by Pam Zubeck
Newly elected District 2 City Councilor Joel Miller is passionate about the Colorado Springs Airport.
He used to serve on the Airport Advisory Commission, and with good reason. He's an Air Force Academy grad, active-duty pilot and still flies for the reserves, as well as for his employer, FedEx.
So when Mayor Steve Bach pulled all staff support from the ACC recently, Miller was upset.
Bach also thumped out former airport director Mark Earle and said he, Bach, would handle negotiations with the airlines and other issues involving the airport.
As might be expected, Miller's complaint led City Attorney Chris Melcher to issue an opinion.
And also as might be expected, Melcher came down on Bach's side. His opinion, released Monday, concludes:
Beyond the adoption of the Airport Budget, the operation of the Airport is reserved to the Mayor and the Aviation Director. Council may request the Mayor or his appointees to provide support to the Council established AAC, but the manner and extent of support to be furnished is within the reasonable direction of the Mayor.
Read the entire opinion:
But Miller isn't slinking away quietly. He sent Melcher a response to the opinion, which hammers on the ACC's role in land-use review and notes:
While I realize land use items are usually innocuous, I know of at least one instance in which AAC review and discussion with airport staff on a land use item kept an entire housing development from being built—that development was passed through the Planning Commission even though it sat squarely in the path of what are now called Accident Potential Zones and would've presented a hazard to citizens living there and a detriment to the growth of our airport.
He goes on to say he hopes the city will "comply with the spirit under which code is written and go even further to actually do what is right by the citizens of our city."
Then, Miller suggests that Melcher's opinion "may give the impression that the executive branch does not value the conduit our ACC provides."
As if that wasn't enough, Miller issues another slapdown:
"It's obvious from reviewing media coverage that there is already some public perception that the Mayor is not forthright with information. I would hate to have that perception grow...."
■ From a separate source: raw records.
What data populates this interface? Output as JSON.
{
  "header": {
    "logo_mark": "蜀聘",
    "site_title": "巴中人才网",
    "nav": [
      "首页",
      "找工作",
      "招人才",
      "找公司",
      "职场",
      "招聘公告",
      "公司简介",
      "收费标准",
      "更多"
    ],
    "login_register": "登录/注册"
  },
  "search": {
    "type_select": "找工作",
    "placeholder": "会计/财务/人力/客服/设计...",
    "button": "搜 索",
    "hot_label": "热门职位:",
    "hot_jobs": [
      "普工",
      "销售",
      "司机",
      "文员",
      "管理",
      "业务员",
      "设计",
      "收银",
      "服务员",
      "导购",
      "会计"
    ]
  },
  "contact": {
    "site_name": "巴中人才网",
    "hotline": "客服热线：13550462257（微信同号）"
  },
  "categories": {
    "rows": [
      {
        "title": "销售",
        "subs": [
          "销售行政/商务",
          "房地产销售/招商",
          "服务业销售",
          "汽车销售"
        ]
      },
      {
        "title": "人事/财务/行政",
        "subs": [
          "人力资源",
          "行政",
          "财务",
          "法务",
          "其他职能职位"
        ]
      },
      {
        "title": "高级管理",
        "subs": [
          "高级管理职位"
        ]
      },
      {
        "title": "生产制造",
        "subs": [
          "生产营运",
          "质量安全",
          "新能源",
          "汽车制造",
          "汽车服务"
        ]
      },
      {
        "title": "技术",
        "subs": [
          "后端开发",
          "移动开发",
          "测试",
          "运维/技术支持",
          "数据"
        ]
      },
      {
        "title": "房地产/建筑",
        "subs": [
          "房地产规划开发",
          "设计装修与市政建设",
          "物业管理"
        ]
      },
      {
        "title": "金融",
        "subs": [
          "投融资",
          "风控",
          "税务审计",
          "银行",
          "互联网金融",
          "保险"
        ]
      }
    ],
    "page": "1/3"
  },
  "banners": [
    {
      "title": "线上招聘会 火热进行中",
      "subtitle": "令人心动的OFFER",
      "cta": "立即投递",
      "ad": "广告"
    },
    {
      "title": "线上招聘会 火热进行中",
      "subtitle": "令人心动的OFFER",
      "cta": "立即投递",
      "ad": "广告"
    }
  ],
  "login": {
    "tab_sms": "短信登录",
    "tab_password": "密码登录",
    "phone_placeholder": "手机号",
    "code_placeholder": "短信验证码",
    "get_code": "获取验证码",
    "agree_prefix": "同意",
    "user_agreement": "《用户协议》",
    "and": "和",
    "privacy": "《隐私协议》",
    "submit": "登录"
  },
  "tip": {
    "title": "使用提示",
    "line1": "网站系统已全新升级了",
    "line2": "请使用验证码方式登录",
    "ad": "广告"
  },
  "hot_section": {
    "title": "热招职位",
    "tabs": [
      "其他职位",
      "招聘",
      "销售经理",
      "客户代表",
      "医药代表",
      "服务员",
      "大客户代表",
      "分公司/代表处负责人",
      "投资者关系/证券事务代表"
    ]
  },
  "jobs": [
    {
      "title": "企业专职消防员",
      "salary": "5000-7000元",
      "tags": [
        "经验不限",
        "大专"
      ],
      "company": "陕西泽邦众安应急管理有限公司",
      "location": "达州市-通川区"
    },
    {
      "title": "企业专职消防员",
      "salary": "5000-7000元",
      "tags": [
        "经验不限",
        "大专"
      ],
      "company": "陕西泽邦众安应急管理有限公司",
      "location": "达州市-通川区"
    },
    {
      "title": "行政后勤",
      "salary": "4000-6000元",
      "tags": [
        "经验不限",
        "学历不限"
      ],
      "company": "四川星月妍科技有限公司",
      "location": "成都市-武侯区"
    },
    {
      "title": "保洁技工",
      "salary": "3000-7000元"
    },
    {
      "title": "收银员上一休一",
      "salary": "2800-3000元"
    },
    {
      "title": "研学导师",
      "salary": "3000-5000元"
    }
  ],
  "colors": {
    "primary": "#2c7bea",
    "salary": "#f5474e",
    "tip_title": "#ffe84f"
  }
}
Read the entire letter:
In a formal statement sent via e-mail, Miller tells us:
The opinion weakens the Airport Advisory Commission, which is the conduit between the airport and the citizens who own it. When combined with the Mayor’s policy that airport staff no longer attend AAC meetings, it gives the impression our executive branch isn’t interested in the transparency this board provides. It also sets a precedent about the level of support other boards and commissions might be given.
Because of time management issues, I suggested that airport staff attend only meetings that are required by code, but so far that suggestion hasn’t gone anywhere. I’ve always been a great supporter of our airport and I believe we’ll hear good news soon about additional air service. Any new air service is the result of the hard work of airport staff over many months, even years, and that hard work is appreciated by me and, I’m sure, most of our citizens.
Something tells us this isn't over yet. Stay tuned.